• Try it: Below is a listing with pictures in it. Copy it exactly without them.

START Data provided

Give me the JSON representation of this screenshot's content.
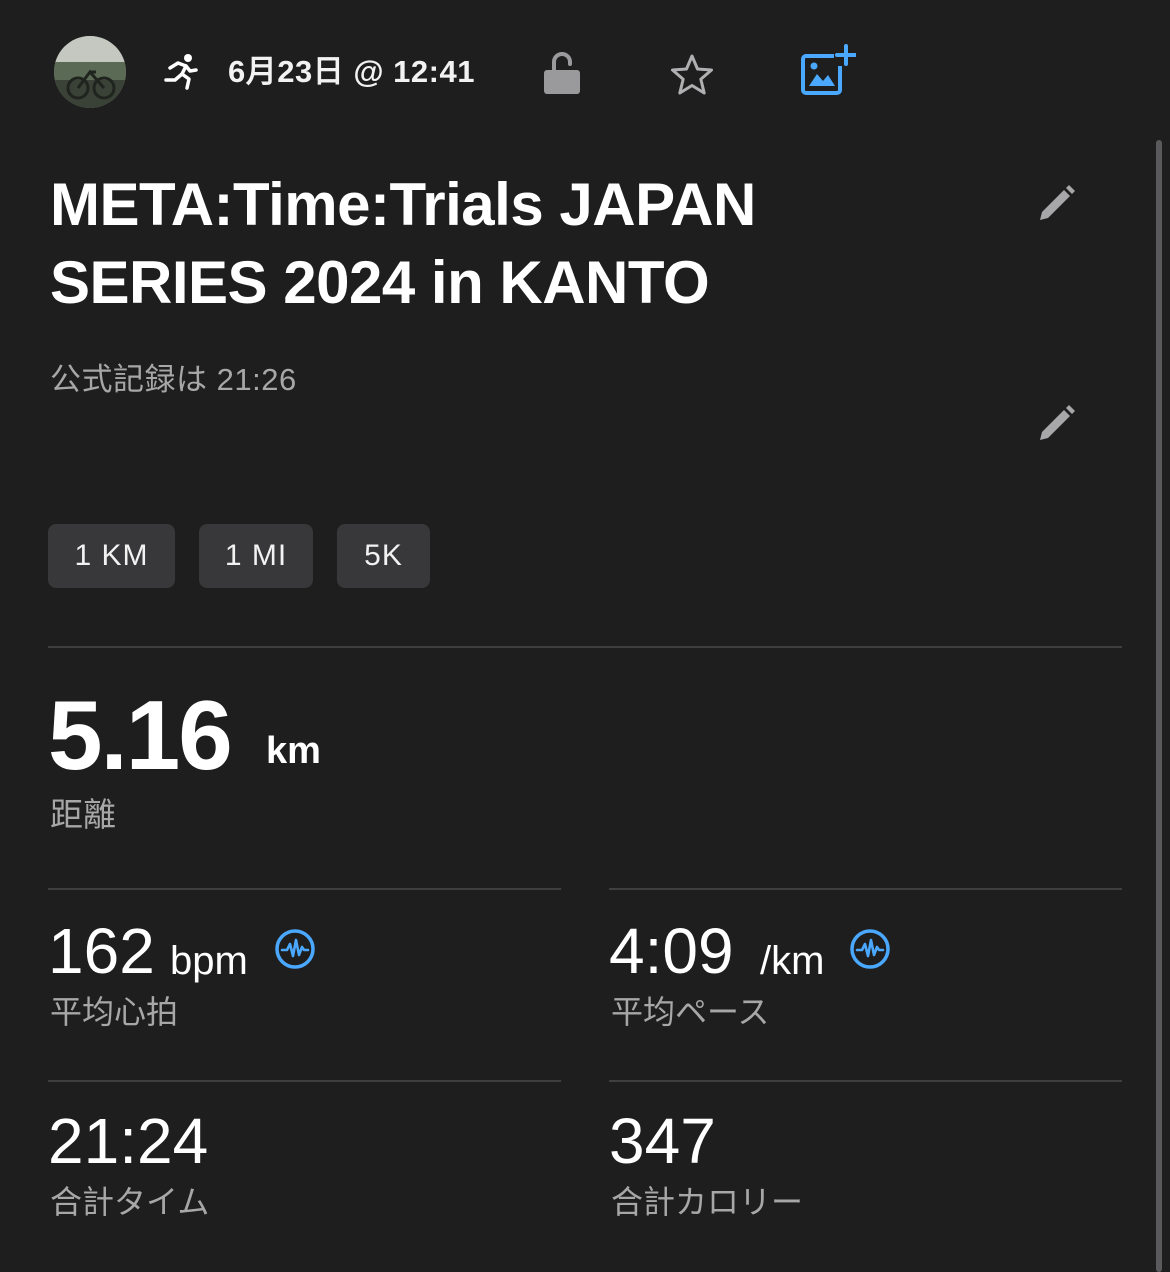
{
  "header": {
    "date_time": "6月23日 @ 12:41",
    "icons": {
      "avatar": "avatar",
      "activity": "running-icon",
      "privacy": "unlock-icon",
      "favorite": "star-icon",
      "add_photo": "add-photo-icon"
    },
    "accent_color": "#4aa8ff"
  },
  "activity": {
    "title_line1": "META:Time:Trials JAPAN",
    "title_line2": "SERIES 2024 in KANTO",
    "description": "公式記録は 21:26"
  },
  "best_efforts": {
    "chips": [
      "1 KM",
      "1 MI",
      "5K"
    ]
  },
  "distance": {
    "value": "5.16",
    "unit": "km",
    "label": "距離"
  },
  "stats": {
    "heart_rate": {
      "value": "162",
      "unit": "bpm",
      "label": "平均心拍"
    },
    "pace": {
      "value": "4:09",
      "unit": "/km",
      "label": "平均ペース"
    },
    "total_time": {
      "value": "21:24",
      "label": "合計タイム"
    },
    "calories": {
      "value": "347",
      "label": "合計カロリー"
    }
  }
}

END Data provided

• Solved exercise:
Give me the JSON representation of this screenshot's content.
{
  "header": {
    "date_time": "6月23日 @ 12:41",
    "icons": {
      "avatar": "avatar",
      "activity": "running-icon",
      "privacy": "unlock-icon",
      "favorite": "star-icon",
      "add_photo": "add-photo-icon"
    },
    "accent_color": "#4aa8ff"
  },
  "activity": {
    "title_line1": "META:Time:Trials JAPAN",
    "title_line2": "SERIES 2024 in KANTO",
    "description": "公式記録は 21:26"
  },
  "best_efforts": {
    "chips": [
      "1 KM",
      "1 MI",
      "5K"
    ]
  },
  "distance": {
    "value": "5.16",
    "unit": "km",
    "label": "距離"
  },
  "stats": {
    "heart_rate": {
      "value": "162",
      "unit": "bpm",
      "label": "平均心拍"
    },
    "pace": {
      "value": "4:09",
      "unit": "/km",
      "label": "平均ペース"
    },
    "total_time": {
      "value": "21:24",
      "label": "合計タイム"
    },
    "calories": {
      "value": "347",
      "label": "合計カロリー"
    }
  }
}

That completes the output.